Stored records
────

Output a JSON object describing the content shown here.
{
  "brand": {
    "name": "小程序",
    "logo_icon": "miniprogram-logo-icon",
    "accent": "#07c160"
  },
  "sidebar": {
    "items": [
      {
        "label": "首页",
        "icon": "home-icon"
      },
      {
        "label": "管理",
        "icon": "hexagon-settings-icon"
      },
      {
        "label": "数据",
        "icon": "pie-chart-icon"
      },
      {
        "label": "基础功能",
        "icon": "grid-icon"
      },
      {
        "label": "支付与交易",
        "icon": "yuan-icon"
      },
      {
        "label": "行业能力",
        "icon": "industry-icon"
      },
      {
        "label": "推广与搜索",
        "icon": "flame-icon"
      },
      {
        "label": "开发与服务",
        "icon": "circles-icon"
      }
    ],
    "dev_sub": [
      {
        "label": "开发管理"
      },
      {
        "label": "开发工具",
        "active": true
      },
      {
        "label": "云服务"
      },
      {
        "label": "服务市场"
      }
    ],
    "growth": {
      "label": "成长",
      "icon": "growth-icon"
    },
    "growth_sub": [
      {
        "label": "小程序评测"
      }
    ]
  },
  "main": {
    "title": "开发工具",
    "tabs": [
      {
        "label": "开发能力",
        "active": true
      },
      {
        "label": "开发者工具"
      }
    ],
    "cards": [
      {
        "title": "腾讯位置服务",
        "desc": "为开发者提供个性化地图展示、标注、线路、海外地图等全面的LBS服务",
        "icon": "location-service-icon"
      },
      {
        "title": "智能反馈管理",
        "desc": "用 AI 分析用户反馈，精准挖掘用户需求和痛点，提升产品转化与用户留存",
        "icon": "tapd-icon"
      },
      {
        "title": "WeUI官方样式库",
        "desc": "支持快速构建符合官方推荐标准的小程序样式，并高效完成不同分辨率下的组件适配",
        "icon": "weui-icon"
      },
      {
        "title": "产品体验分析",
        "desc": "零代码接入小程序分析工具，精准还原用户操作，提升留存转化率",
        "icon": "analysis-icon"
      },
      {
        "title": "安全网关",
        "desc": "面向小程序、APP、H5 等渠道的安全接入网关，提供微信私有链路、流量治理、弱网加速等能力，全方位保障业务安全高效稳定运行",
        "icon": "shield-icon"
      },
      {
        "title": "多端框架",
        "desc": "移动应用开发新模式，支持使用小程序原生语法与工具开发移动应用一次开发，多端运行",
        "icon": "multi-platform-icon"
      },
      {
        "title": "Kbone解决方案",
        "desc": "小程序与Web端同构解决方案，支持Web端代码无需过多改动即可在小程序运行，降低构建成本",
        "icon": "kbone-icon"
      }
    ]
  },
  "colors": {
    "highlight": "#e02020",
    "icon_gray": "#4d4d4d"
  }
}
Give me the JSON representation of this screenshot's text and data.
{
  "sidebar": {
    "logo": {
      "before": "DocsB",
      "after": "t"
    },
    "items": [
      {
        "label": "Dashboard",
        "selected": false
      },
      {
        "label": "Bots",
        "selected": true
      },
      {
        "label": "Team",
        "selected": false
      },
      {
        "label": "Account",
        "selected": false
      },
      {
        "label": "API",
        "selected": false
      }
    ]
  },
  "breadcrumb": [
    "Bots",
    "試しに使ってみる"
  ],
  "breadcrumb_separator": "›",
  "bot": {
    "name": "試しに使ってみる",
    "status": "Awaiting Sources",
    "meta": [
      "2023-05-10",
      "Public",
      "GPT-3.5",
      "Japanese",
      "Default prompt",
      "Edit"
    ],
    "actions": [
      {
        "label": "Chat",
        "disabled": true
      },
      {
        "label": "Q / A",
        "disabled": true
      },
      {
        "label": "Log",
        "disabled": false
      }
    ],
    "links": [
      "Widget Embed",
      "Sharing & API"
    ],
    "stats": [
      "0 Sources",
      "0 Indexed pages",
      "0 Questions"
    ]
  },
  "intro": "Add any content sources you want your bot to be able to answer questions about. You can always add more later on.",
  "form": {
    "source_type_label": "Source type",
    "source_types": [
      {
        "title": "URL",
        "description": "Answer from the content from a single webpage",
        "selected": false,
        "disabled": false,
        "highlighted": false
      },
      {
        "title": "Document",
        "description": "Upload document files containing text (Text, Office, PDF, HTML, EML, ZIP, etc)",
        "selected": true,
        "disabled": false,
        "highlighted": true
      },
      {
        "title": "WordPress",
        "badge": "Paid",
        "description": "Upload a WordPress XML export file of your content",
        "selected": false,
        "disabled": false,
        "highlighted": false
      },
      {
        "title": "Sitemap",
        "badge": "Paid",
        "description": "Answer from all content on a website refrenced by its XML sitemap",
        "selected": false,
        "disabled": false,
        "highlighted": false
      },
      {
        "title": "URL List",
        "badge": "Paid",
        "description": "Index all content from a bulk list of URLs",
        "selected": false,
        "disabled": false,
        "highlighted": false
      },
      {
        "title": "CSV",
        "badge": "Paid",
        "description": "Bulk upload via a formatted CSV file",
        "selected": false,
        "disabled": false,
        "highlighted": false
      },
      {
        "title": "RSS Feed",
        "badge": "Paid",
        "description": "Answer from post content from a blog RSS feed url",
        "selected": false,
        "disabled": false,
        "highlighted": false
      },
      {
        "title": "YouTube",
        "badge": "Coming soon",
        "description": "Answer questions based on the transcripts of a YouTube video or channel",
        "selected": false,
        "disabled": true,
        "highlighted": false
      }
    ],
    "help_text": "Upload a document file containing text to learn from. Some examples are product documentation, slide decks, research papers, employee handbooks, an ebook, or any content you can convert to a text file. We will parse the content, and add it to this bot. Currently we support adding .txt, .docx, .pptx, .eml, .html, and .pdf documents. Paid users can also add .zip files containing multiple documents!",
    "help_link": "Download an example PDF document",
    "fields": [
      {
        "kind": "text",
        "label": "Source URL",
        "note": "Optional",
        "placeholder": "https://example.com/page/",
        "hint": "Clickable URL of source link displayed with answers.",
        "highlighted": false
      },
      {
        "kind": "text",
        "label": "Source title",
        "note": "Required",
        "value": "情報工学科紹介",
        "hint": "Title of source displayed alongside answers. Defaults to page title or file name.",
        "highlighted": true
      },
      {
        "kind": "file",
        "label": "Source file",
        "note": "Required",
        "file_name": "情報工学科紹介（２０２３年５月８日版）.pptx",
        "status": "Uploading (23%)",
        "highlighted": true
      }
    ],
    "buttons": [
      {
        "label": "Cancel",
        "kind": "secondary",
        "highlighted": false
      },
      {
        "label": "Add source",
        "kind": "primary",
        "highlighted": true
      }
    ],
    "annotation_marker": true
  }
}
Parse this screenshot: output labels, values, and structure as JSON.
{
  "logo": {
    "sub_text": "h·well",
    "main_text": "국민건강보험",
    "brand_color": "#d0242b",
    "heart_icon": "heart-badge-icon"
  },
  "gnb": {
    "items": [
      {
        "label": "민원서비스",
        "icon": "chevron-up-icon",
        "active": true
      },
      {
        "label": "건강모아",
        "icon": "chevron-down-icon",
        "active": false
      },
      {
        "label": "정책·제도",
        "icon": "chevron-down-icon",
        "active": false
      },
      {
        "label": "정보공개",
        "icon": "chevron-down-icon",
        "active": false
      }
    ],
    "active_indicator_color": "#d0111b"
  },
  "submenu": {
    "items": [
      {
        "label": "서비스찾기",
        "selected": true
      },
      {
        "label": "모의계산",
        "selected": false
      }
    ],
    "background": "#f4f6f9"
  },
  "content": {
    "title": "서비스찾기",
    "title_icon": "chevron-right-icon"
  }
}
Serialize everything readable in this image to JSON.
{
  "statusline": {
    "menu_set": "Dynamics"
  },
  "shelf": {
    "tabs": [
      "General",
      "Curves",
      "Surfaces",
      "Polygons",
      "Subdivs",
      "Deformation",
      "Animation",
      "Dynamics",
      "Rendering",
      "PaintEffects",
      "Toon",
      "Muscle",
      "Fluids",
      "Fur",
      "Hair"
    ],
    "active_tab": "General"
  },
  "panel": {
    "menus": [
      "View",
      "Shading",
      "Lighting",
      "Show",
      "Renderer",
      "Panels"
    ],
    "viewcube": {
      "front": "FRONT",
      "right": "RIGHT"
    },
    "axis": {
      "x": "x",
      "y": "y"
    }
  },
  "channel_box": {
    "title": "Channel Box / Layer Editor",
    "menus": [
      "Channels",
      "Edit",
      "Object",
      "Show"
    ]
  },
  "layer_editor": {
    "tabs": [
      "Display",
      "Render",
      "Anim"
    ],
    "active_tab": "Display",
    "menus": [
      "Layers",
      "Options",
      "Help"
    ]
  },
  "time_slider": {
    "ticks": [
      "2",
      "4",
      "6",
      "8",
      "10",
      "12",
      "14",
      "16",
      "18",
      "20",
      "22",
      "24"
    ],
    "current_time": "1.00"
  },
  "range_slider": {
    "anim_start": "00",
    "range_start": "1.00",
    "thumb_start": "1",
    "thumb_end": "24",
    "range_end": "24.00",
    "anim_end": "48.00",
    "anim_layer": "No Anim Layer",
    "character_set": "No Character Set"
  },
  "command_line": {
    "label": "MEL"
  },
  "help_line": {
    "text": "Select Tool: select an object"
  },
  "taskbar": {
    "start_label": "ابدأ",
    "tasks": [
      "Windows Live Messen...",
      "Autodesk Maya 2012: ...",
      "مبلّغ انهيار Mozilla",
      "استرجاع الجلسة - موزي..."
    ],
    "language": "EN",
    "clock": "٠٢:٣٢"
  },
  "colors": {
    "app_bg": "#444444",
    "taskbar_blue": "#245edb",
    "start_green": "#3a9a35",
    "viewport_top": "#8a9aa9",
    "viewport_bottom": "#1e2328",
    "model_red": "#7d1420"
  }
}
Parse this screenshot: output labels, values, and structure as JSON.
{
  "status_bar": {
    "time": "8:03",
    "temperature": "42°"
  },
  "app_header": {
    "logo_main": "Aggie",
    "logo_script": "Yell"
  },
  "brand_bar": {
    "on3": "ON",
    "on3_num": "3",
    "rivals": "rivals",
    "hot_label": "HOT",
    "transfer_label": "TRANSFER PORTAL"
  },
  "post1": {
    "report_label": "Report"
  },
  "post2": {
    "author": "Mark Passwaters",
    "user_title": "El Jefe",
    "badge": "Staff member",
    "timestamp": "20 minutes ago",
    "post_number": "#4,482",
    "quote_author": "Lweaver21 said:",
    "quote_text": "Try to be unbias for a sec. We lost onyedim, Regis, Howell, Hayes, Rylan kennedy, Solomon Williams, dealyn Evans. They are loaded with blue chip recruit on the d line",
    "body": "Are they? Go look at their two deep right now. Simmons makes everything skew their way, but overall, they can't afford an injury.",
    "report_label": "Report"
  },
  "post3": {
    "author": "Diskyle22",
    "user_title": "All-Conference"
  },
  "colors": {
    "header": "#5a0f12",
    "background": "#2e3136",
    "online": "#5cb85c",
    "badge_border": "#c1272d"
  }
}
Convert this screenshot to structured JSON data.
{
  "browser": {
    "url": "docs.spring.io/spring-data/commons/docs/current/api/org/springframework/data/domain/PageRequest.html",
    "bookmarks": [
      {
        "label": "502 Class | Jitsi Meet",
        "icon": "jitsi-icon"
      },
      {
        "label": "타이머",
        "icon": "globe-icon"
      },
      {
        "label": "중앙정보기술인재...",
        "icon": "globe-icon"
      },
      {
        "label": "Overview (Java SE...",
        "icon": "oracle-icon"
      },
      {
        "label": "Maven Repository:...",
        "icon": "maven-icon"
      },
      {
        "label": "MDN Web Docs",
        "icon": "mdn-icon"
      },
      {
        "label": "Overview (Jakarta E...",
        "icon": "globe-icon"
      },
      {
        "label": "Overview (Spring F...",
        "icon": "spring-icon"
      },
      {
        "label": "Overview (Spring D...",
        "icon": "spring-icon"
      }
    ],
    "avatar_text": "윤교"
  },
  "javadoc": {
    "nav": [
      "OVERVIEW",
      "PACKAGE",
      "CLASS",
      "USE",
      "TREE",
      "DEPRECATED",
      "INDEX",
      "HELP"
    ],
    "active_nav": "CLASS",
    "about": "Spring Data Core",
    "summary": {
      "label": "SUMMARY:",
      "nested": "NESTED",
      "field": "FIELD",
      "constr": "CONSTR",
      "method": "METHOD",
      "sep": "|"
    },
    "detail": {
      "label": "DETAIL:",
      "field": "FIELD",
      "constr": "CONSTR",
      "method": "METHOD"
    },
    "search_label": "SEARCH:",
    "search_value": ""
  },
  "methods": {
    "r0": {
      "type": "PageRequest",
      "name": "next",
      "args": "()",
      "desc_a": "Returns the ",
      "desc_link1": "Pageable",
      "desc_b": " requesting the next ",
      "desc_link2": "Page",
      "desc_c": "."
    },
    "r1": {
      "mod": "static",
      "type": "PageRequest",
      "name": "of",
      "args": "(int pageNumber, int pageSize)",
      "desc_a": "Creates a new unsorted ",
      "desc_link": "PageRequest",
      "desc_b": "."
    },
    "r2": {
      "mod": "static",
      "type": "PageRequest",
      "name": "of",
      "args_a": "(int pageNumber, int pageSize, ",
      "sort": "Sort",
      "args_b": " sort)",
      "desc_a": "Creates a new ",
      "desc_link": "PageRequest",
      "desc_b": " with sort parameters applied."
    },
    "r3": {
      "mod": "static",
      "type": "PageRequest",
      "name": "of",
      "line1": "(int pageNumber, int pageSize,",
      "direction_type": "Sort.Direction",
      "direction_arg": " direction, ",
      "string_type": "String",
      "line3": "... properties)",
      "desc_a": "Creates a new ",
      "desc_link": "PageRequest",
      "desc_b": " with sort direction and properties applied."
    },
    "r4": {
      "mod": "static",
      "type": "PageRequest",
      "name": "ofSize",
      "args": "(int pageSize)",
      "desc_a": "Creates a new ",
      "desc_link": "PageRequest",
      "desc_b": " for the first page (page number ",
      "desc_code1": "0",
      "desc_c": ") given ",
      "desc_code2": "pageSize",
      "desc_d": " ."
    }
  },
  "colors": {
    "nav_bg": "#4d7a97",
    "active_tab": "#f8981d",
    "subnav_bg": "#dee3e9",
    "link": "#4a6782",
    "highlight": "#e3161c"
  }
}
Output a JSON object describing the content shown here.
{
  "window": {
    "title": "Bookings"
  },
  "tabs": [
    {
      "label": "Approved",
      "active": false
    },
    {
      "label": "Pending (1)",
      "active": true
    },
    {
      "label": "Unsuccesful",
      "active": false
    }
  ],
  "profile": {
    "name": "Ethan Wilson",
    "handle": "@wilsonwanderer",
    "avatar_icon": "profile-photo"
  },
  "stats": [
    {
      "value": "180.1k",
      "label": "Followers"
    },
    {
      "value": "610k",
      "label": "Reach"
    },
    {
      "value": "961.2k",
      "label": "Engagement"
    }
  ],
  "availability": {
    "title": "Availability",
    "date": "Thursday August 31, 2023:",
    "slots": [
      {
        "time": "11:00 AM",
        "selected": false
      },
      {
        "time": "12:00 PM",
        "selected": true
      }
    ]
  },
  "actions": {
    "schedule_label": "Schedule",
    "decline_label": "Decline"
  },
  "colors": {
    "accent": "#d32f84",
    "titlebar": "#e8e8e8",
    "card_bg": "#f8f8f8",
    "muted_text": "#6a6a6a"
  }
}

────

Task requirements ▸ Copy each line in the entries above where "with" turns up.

Solved problem ▸
        "hint": "Clickable URL of source link displayed with answers.",
    "quote_text": "Try to be unbias for a sec. We lost onyedim, Regis, Howell, Hayes, Rylan kennedy, Solomon Williams, dealyn Evans. They are loaded with blue chip recruit on the d line",
      "desc_b": " with sort parameters applied."
      "desc_b": " with sort direction and properties applied."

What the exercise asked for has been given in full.